Kalan, Josh was so proud of you; he was your number one supporter in all that you did. You were brothers and you were mates, what a formidable bond that is, it is unbreakable and forever.
Ashleigh, you were a light in Josh’s life. He adored his little sister. You made each other laugh, you shared and kept each other’s secrets and above all you were each other’s greatest allies.
Colin, your relationship with Josh was so special, full of love and respect. You were so companionable; you understood each other, and Josh brought out the very best of you in so many ways. He loved his Dad.
Veronica Kay, your love for Josh knew no end, we al know the depths of it as did Josh. He was always secure in the knowledge that no matter what, his Mum would always be there for him. His love for you was equal in its return, he trusted your wisdom and he relied upon your strength.
We as his family and friends have so much to thank Josh for; he was honest, kind, determined and humble. He gave us his friendship and she showed us his courage. So today, we are together, celebrating his life. Please take away from here the memory of Josh’s strength and his love.
How fortunate we were to have had Josh in our lives.
A great post Fiona. i love seeing where other writers get their inspiration and this story sounds very special. Can’t wait to read it.
Thanks Pamela. 🙂
Your book brilliantly raises the profile for organ donations, loved the read and eulogy forJosh at the conclusion.
Thanks Jane. I hope it’s making everyone think twice about being an organ donor or at least talking with their family about it.
Hi Fiona – My family know the Joyces well, our kids are similar ages and my boys in particular were good mates with Josh. In fact my eldest son Marc wrote a song especially for Josh, which they sang at his wake.

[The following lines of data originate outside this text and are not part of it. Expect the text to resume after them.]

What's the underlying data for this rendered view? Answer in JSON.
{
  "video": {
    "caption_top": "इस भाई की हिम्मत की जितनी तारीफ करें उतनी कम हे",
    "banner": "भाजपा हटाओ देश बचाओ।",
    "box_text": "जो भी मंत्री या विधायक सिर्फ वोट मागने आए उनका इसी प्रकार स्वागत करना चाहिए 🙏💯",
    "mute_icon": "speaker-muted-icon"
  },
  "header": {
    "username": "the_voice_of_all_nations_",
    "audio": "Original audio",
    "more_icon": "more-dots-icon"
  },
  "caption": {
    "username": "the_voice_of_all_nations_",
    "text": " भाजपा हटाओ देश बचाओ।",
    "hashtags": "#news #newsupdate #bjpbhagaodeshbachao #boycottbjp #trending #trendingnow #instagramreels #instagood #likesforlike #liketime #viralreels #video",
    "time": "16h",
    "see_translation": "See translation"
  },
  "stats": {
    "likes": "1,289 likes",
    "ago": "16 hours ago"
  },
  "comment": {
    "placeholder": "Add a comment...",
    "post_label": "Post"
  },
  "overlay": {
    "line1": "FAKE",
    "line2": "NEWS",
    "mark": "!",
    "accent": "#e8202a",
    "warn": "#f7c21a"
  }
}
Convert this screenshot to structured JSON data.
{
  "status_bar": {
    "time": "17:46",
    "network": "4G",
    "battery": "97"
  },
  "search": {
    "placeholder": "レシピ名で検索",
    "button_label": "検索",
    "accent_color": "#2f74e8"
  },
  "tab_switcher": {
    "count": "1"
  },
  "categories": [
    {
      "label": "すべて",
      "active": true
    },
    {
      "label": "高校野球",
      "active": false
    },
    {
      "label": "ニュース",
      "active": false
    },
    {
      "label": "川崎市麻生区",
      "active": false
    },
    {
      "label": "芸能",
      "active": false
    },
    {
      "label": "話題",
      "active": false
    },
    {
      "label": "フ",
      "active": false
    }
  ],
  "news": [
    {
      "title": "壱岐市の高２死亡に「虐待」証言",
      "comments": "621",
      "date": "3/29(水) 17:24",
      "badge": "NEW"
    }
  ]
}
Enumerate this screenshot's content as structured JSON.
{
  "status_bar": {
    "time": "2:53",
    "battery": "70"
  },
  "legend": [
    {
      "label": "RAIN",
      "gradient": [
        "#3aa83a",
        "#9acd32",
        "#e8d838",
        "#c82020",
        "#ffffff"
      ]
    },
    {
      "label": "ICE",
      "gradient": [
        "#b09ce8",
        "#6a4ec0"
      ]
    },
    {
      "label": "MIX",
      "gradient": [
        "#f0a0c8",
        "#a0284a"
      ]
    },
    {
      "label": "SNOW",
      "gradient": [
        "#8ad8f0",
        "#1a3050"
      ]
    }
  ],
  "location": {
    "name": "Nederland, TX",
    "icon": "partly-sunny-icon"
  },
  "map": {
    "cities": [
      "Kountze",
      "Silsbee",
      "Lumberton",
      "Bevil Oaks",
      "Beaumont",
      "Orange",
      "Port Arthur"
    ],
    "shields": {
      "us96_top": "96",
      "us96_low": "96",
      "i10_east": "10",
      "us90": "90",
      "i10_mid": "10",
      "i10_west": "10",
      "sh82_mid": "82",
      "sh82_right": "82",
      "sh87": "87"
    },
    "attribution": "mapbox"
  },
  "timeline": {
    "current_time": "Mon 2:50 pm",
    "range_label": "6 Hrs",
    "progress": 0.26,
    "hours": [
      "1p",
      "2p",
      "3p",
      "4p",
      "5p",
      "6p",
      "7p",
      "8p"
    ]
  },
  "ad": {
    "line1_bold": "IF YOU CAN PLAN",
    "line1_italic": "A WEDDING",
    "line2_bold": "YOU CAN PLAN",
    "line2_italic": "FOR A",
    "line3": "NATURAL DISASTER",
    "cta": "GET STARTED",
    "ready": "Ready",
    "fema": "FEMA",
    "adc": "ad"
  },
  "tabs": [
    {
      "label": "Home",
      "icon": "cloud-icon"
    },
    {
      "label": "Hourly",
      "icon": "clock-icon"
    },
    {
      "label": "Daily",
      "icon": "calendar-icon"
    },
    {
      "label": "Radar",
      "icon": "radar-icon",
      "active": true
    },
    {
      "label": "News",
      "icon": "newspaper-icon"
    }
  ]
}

I was touched reading about your book and its subject – I am a sometime writer myself – and am looking forward to reading it. I must confess romances arfen’t something I would normally read, but given the subject I know I will enjoy this book.
Jacki Ball, Dumbleyung
I hope you do enjoy it Jacki. Thanks x
We never met Josh but Ashleigh was my Physio and we had the pleasure of meeting Colin and Ronnie in Echuca. We were invited to their farm in Kukerin. On our trip to W.A. We called to visit just after Josh passed away. It was a great visit where we learnt a lot about Josh and his great family. We thank them for the insight into organ donation. We still have photos of the farm where Josh spent a lot of time with Colin. we would like to thank Ronnie and Colin for sharing with us the beautiful life they have with their gorgeous family. Also thanks Ashleigh. Xoxo
Yes, Deana they are so welcoming. 🙂 x
wow great job
Fantastic read – half way thru already… xx
Thanks Yvonne, great news. 🙂
Whilst I did not know Josh or his family, I felt very moved on hearing the story of Josh’s life told to me by artist Jodie Ditchburn. I first met Jodie when I bought a beautiful piece of her sculpture, called, “The Joshua Tree”. The piece of sculpture was inspired by the life of Josh. I feel very blessed to have this sculpture in my garden & retell the story to all who stop to admire it. In this way, I feel connected to this young man & his family, people I have never met & Josh’s story continues to be re-told to others who have never met him….. his memory & his legacy lives on in an area of our garden which we refer to as our “sacred space”.
I look forward to the read.
Hi Joan, I’ve met Jodie and seen her awesome work. I imagine her sculpture would be amazing. I hope you enjoy the story. 🙂 xx